A Los Angeles Times study looked at something called pension spiking, county employees use a variety of loopholes to boost their final year's salary, which is often used to calculate their pension, it's not allowed in many counties, but it is in Kern.
"The overall expenses for our pension system is a big problem for Kern County," says supervisor Zack Scrivner.
Board Chairman Zack Scrivner admits pension costs are high in Kern County. One of the reasons? Pension spiking. Here's an example of spiking as noted in a recent Los Angeles Times study.
One Kern County sheriff's employee, made about $70,000 a year in base pay. But in his final year he took almost $4,000 in overtime and almost $5,500 more when he cashed in on accumulated vacation and holiday pay. The result?
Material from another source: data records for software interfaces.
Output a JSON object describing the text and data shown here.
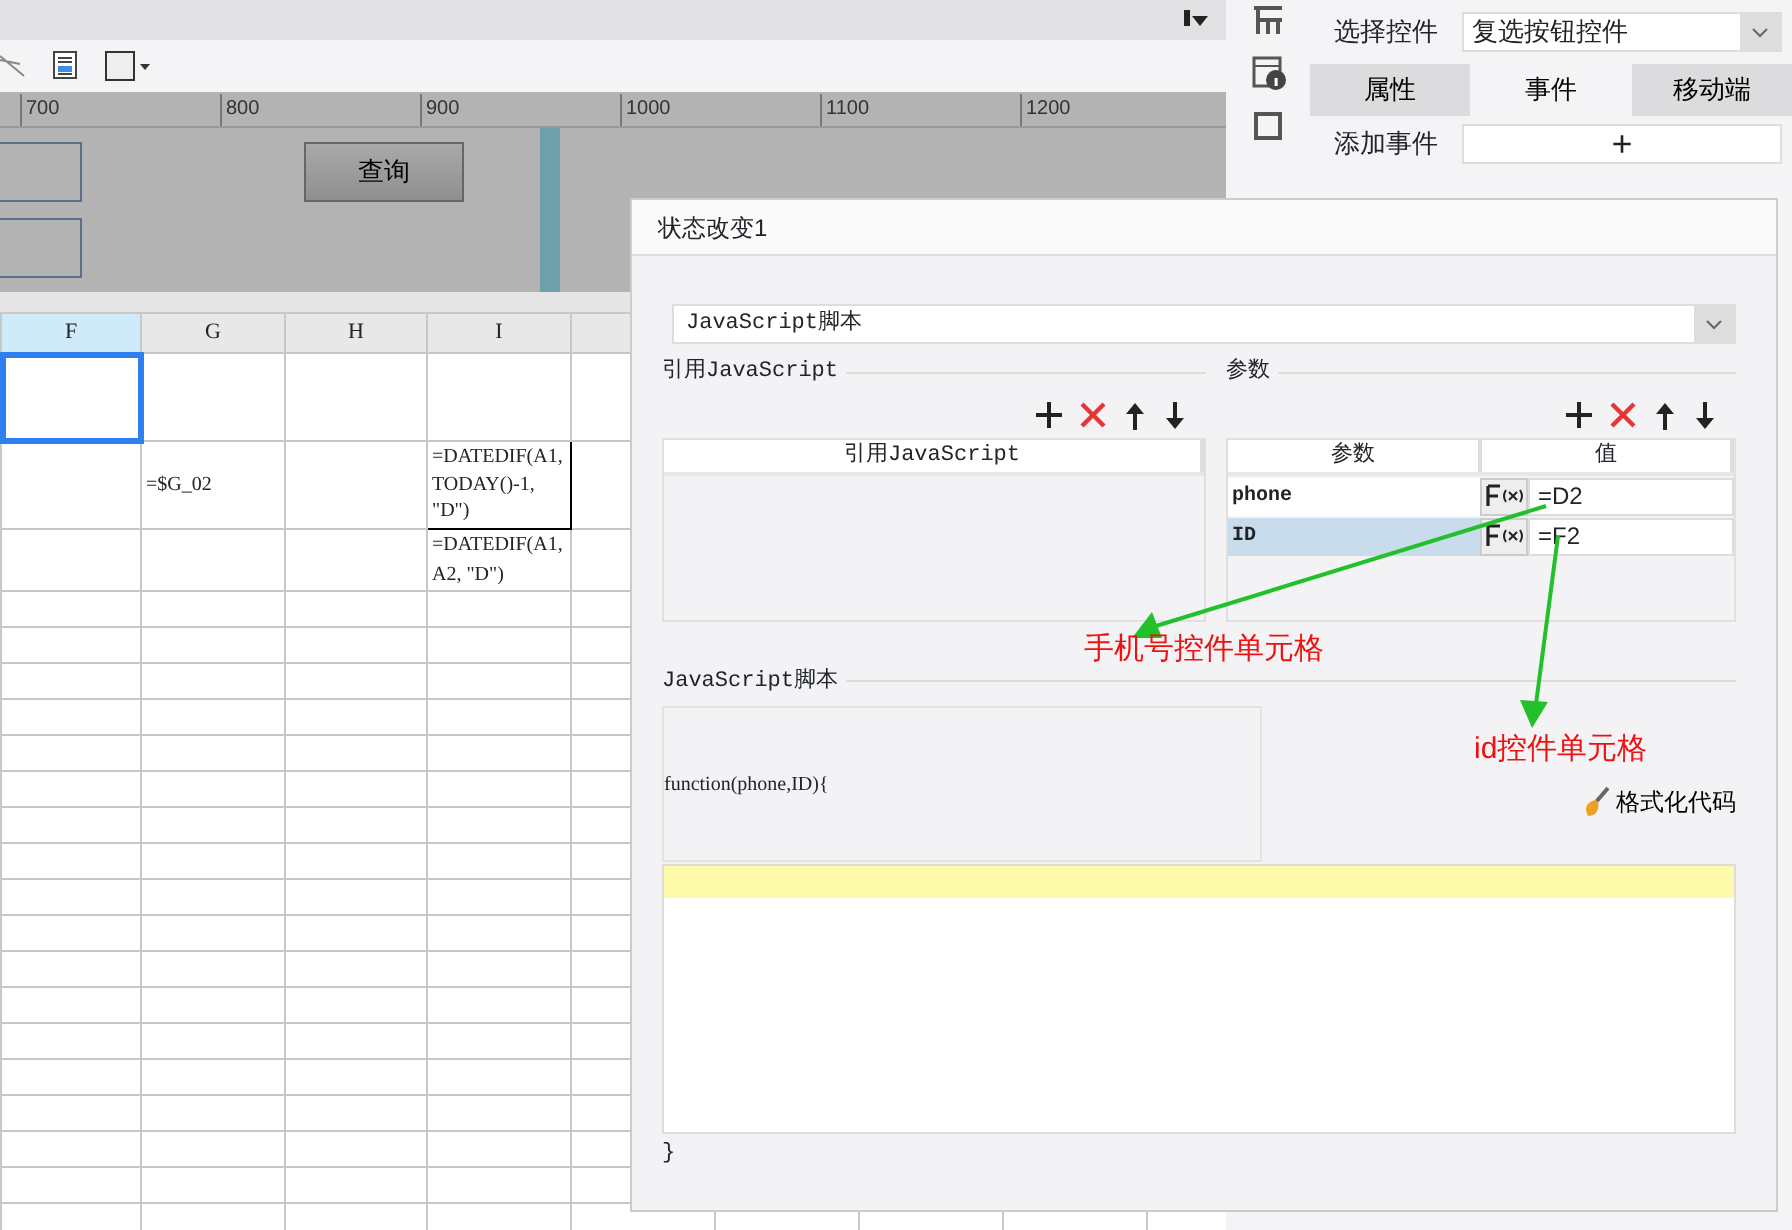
{
  "ruler": {
    "labels": [
      "700",
      "800",
      "900",
      "1000",
      "1100",
      "1200"
    ]
  },
  "canvas": {
    "button": "查询"
  },
  "sheet": {
    "columns": [
      {
        "label": "F",
        "selected": true
      },
      {
        "label": "G",
        "selected": false
      },
      {
        "label": "H",
        "selected": false
      },
      {
        "label": "I",
        "selected": false
      }
    ],
    "rows": [
      [
        "",
        "",
        "",
        ""
      ],
      [
        "",
        "=$G_02",
        "",
        "=DATEDIF(A1, TODAY()-1, \"D\")"
      ],
      [
        "",
        "",
        "",
        "=DATEDIF(A1, A2, \"D\")"
      ]
    ]
  },
  "right_panel": {
    "select_label": "选择控件",
    "select_value": "复选按钮控件",
    "tabs": [
      {
        "label": "属性",
        "selected": false
      },
      {
        "label": "事件",
        "selected": true
      },
      {
        "label": "移动端",
        "selected": false
      }
    ],
    "add_event_label": "添加事件",
    "add_event_button": "+"
  },
  "dialog": {
    "title": "状态改变1",
    "type_select": "JavaScript脚本",
    "ref_section": {
      "title": "引用JavaScript",
      "column": "引用JavaScript"
    },
    "param_section": {
      "title": "参数",
      "columns": [
        "参数",
        "值"
      ],
      "rows": [
        {
          "name": "phone",
          "value": "=D2",
          "selected": false
        },
        {
          "name": "ID",
          "value": "=F2",
          "selected": true
        }
      ]
    },
    "script_section": {
      "title": "JavaScript脚本",
      "header": "function(phone,ID){",
      "format_button": "格式化代码",
      "footer": "}"
    }
  },
  "annotations": [
    {
      "text": "手机号控件单元格"
    },
    {
      "text": "id控件单元格"
    }
  ]
}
His pension, based on his final year's pay is 122% of his base pay.
He retired at 53 after 28 years on the job and instead of getting 70k, he gets $86,000 a year for life.
And there are hundreds more including one person making 165% of his base pay in retirement.
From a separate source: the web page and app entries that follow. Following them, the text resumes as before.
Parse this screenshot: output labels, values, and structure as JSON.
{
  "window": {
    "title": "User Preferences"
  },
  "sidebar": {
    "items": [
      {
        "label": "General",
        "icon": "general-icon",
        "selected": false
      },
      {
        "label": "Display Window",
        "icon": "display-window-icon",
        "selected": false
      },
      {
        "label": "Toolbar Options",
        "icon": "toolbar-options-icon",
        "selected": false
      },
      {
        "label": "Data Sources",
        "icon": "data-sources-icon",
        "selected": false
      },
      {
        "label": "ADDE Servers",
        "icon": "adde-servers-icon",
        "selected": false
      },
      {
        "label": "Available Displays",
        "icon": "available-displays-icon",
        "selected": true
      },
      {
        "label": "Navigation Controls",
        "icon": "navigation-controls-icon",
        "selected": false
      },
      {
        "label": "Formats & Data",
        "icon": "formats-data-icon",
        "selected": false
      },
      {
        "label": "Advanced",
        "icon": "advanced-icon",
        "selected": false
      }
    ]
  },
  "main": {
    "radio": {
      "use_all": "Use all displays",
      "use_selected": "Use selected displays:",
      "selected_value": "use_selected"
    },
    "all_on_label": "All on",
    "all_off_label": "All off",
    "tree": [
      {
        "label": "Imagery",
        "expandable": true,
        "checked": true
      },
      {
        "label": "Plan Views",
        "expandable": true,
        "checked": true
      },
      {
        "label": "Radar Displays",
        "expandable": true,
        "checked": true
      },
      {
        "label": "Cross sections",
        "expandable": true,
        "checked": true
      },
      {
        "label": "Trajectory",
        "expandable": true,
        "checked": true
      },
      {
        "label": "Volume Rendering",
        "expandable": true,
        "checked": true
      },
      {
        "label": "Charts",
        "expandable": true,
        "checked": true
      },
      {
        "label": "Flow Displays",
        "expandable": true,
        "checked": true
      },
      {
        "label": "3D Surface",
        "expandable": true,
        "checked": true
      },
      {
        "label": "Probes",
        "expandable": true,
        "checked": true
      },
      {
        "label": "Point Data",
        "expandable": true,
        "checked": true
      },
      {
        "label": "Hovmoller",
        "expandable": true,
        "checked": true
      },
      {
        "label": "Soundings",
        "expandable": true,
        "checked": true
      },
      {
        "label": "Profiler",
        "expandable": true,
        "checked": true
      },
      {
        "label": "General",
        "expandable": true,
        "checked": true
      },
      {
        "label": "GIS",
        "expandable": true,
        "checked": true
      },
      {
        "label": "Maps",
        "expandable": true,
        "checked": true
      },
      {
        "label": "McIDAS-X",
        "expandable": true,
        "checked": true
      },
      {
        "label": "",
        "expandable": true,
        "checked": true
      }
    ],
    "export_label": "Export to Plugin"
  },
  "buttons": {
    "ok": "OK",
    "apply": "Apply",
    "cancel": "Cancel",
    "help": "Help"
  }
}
And, there are even more ways to increase a pension besides cashing in on vacation and overtime pay. "You can add in those special pays such as uniform allowance, vehicle allowance, etc. and those also get calculated in," adds Scrivner.
"Some employees such as elected officials don't get OT or vacation pay, but many of them also have pensions worth more than their base pay."
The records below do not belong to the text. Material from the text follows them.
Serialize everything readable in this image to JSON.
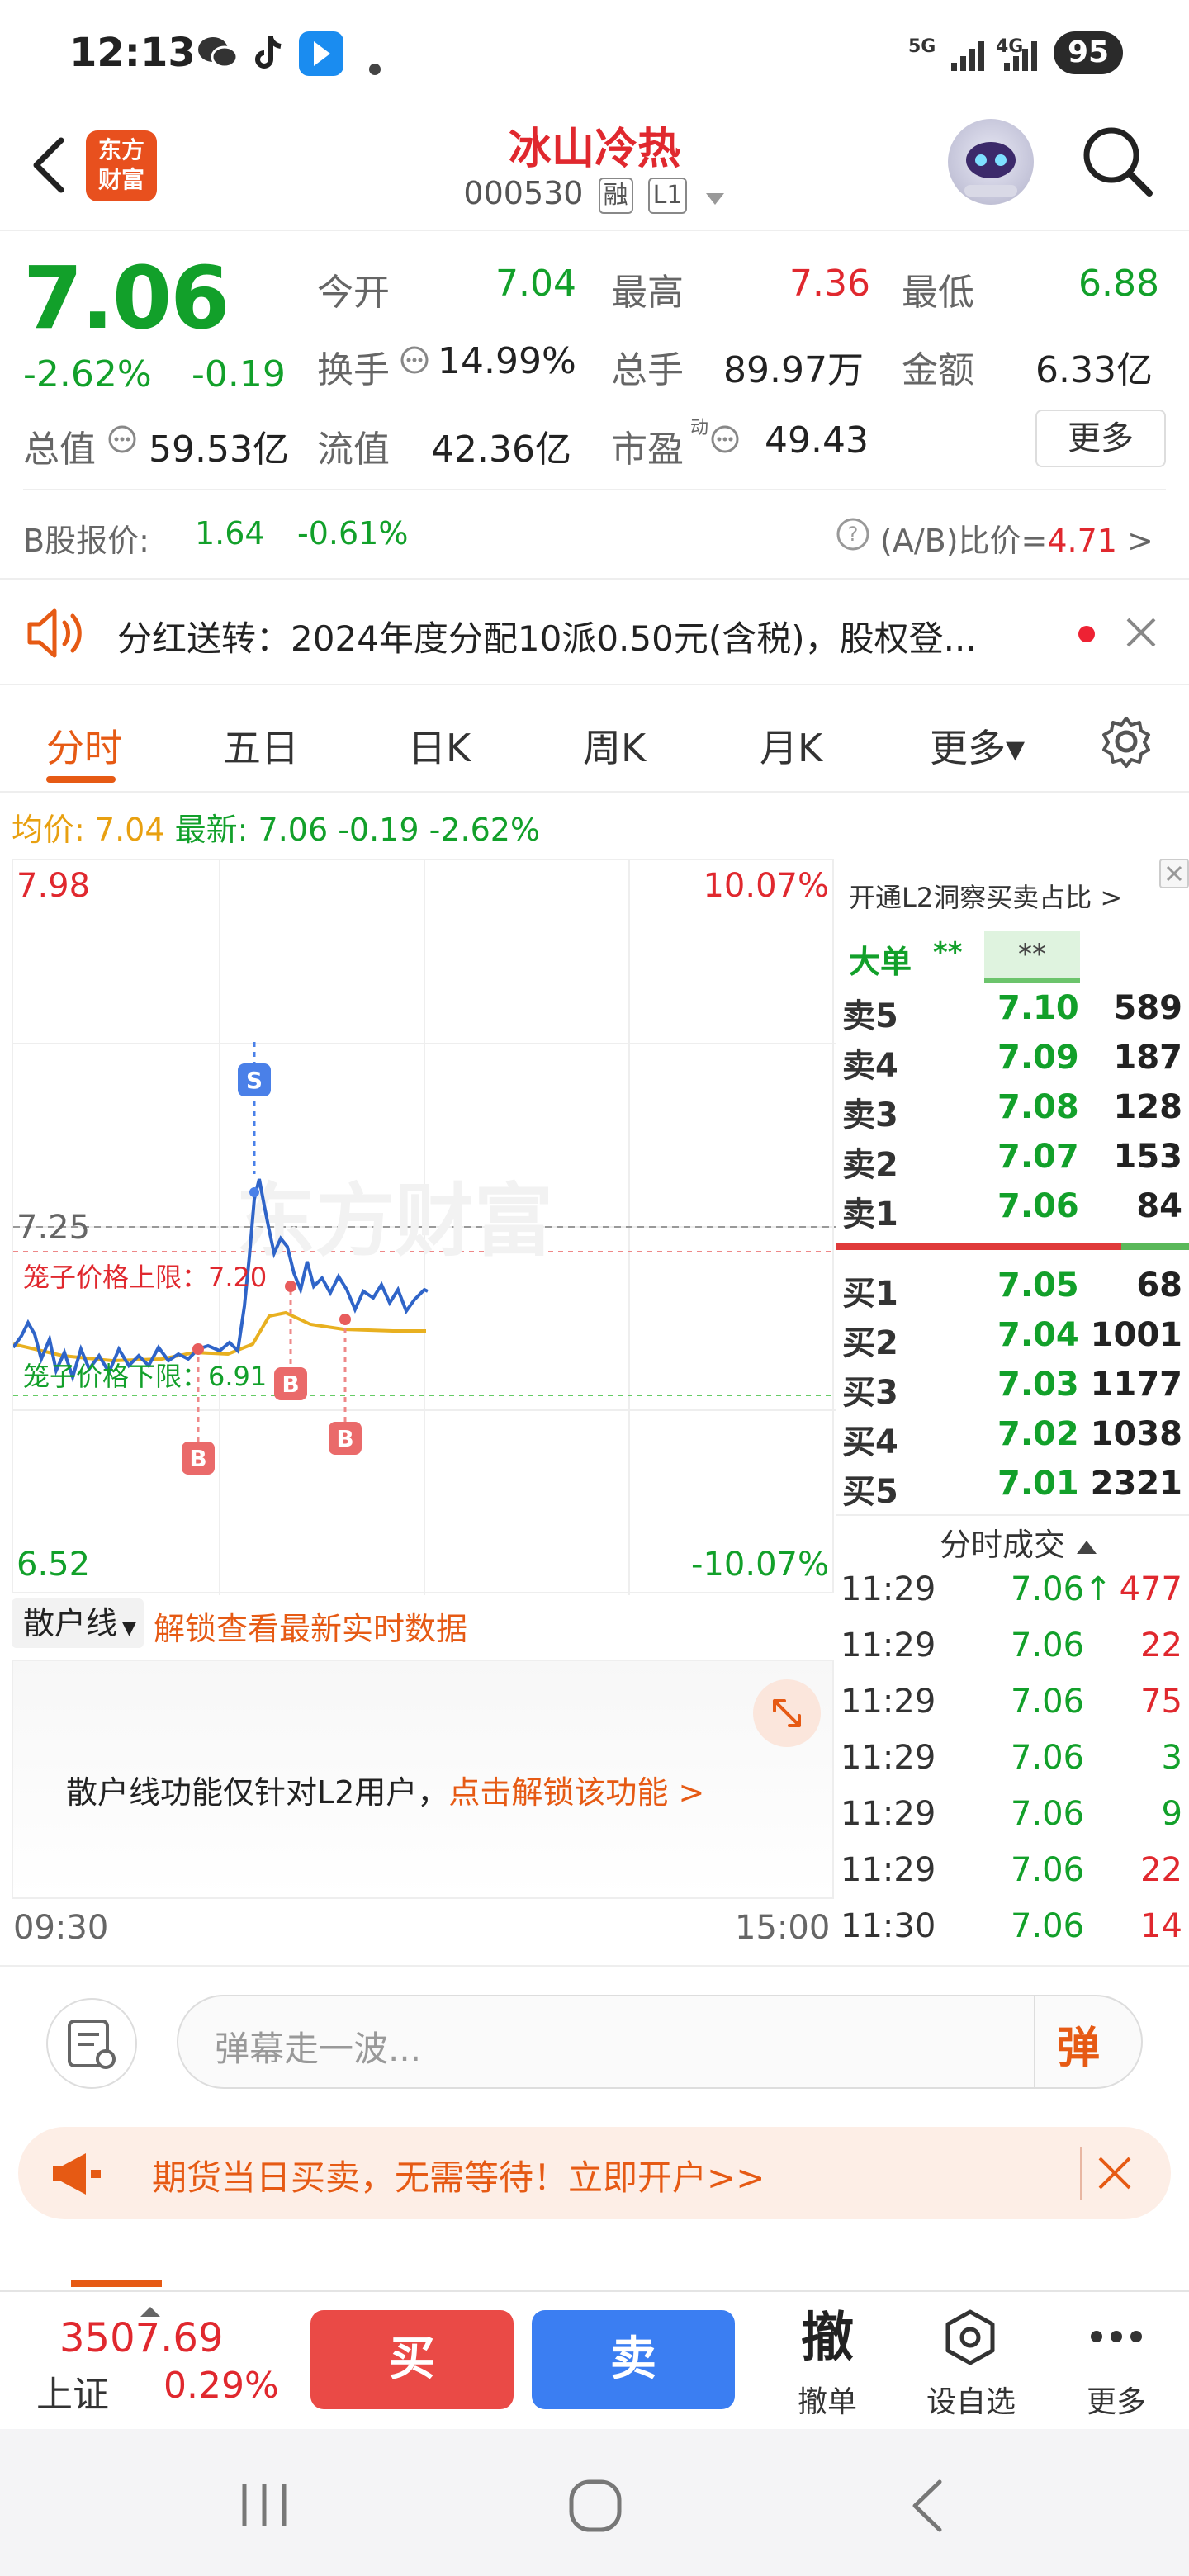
{
  "status_bar": {
    "time": "12:13",
    "network_5g": "5G",
    "network_4g": "4G",
    "battery": "95",
    "icons": [
      "wechat-icon",
      "tiktok-icon",
      "app-icon",
      "dot-icon",
      "signal-icon",
      "signal-icon"
    ]
  },
  "header": {
    "logo_line1": "东方",
    "logo_line2": "财富",
    "stock_name": "冰山冷热",
    "stock_code": "000530",
    "badge_rong": "融",
    "badge_level": "L1"
  },
  "quote": {
    "price": "7.06",
    "change_pct": "-2.62%",
    "change_amt": "-0.19",
    "open_label": "今开",
    "open_value": "7.04",
    "high_label": "最高",
    "high_value": "7.36",
    "low_label": "最低",
    "low_value": "6.88",
    "turnover_label": "换手",
    "turnover_value": "14.99%",
    "volume_label": "总手",
    "volume_value": "89.97万",
    "amount_label": "金额",
    "amount_value": "6.33亿",
    "mcap_label": "总值",
    "mcap_value": "59.53亿",
    "float_label": "流值",
    "float_value": "42.36亿",
    "pe_label": "市盈",
    "pe_sup": "动",
    "pe_value": "49.43",
    "more_button": "更多",
    "bshare_label": "B股报价:",
    "bshare_price": "1.64",
    "bshare_change": "-0.61%",
    "ab_ratio_label": "(A/B)比价=",
    "ab_ratio_value": "4.71",
    "ab_ratio_arrow": ">"
  },
  "announcement": {
    "text": "分红送转：2024年度分配10派0.50元(含税)，股权登..."
  },
  "tabs": [
    {
      "label": "分时"
    },
    {
      "label": "五日"
    },
    {
      "label": "日K"
    },
    {
      "label": "周K"
    },
    {
      "label": "月K"
    },
    {
      "label": "更多▾"
    }
  ],
  "avg_line": {
    "avg_label": "均价:",
    "avg_value": "7.04",
    "latest_label": "最新:",
    "latest_value": "7.06",
    "latest_change": "-0.19",
    "latest_pct": "-2.62%"
  },
  "chart": {
    "y_top": "7.98",
    "y_bottom": "6.52",
    "pct_top": "10.07%",
    "pct_bottom": "-10.07%",
    "ref_line": "7.25",
    "upper_cage": "笼子价格上限：7.20",
    "lower_cage": "笼子价格下限：6.91",
    "watermark": "东方财富",
    "marker_s": "S",
    "marker_b": "B",
    "time_start": "09:30",
    "time_end": "15:00"
  },
  "sanhu": {
    "select": "散户线",
    "unlock_link": "解锁查看最新实时数据",
    "notice": "散户线功能仅针对L2用户，",
    "notice_link": "点击解锁该功能 >"
  },
  "orderbook": {
    "title": "开通L2洞察买卖占比",
    "title_arrow": ">",
    "big_order_label": "大单",
    "big_order_a": "**",
    "big_order_b": "**",
    "asks": [
      {
        "label": "卖5",
        "price": "7.10",
        "vol": "589"
      },
      {
        "label": "卖4",
        "price": "7.09",
        "vol": "187"
      },
      {
        "label": "卖3",
        "price": "7.08",
        "vol": "128"
      },
      {
        "label": "卖2",
        "price": "7.07",
        "vol": "153"
      },
      {
        "label": "卖1",
        "price": "7.06",
        "vol": "84"
      }
    ],
    "bids": [
      {
        "label": "买1",
        "price": "7.05",
        "vol": "68"
      },
      {
        "label": "买2",
        "price": "7.04",
        "vol": "1001"
      },
      {
        "label": "买3",
        "price": "7.03",
        "vol": "1177"
      },
      {
        "label": "买4",
        "price": "7.02",
        "vol": "1038"
      },
      {
        "label": "买5",
        "price": "7.01",
        "vol": "2321"
      }
    ],
    "trades_title": "分时成交",
    "trades": [
      {
        "time": "11:29",
        "price": "7.06↑",
        "vol": "477",
        "color": "#e0282e"
      },
      {
        "time": "11:29",
        "price": "7.06",
        "vol": "22",
        "color": "#e0282e"
      },
      {
        "time": "11:29",
        "price": "7.06",
        "vol": "75",
        "color": "#e0282e"
      },
      {
        "time": "11:29",
        "price": "7.06",
        "vol": "3",
        "color": "#12a02a"
      },
      {
        "time": "11:29",
        "price": "7.06",
        "vol": "9",
        "color": "#12a02a"
      },
      {
        "time": "11:29",
        "price": "7.06",
        "vol": "22",
        "color": "#e0282e"
      },
      {
        "time": "11:30",
        "price": "7.06",
        "vol": "14",
        "color": "#e0282e"
      }
    ]
  },
  "danmu": {
    "placeholder": "弹幕走一波...",
    "send_label": "弹"
  },
  "futures": {
    "text": "期货当日买卖，无需等待！立即开户>>"
  },
  "bottombar": {
    "index_value": "3507.69",
    "index_name": "上证",
    "index_pct": "0.29%",
    "buy": "买",
    "sell": "卖",
    "cancel_glyph": "撤",
    "cancel_label": "撤单",
    "watch_label": "设自选",
    "more_label": "更多"
  },
  "colors": {
    "up": "#e0282e",
    "down": "#12a02a",
    "accent": "#e65a14",
    "buy_btn": "#ea4a46",
    "sell_btn": "#3b7ef2",
    "avg_line": "#e8b020",
    "price_line": "#2f64c8"
  }
}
For instance, the LA Times reported former District Attorney Ed Jagels gets 106% of his base pay. That's because he got more than $7,000 annually in a vehicle allowance - money for using your own car in county business - that counted as income. The county continues to pay those thousands every year even though Jagels no longer uses his own vehicle to run errands on behalf of the county.
Jagels would not go on camera. Additionally, many retired deputies still get hundreds of dollars in uniform allowances a year, just as they did when working.
It's perfectly legal, but Scrivner says it's still wrong, and the county is working to fight rising pensions. "I think the most important thing to focus on is to try to address our pension costs and we're doing just that by trying to get our unions to agree to a lower pension benefit for newly-hired employees.
We contacted the sheriff's union and a spokesperson told us this was the first he'd heard of pensions worth more than 100% of someone's salary. We also contacted Kern County firefighters, but didn't hear back. We also reached out to some of the people taking in the highest pensions, none would go on camera.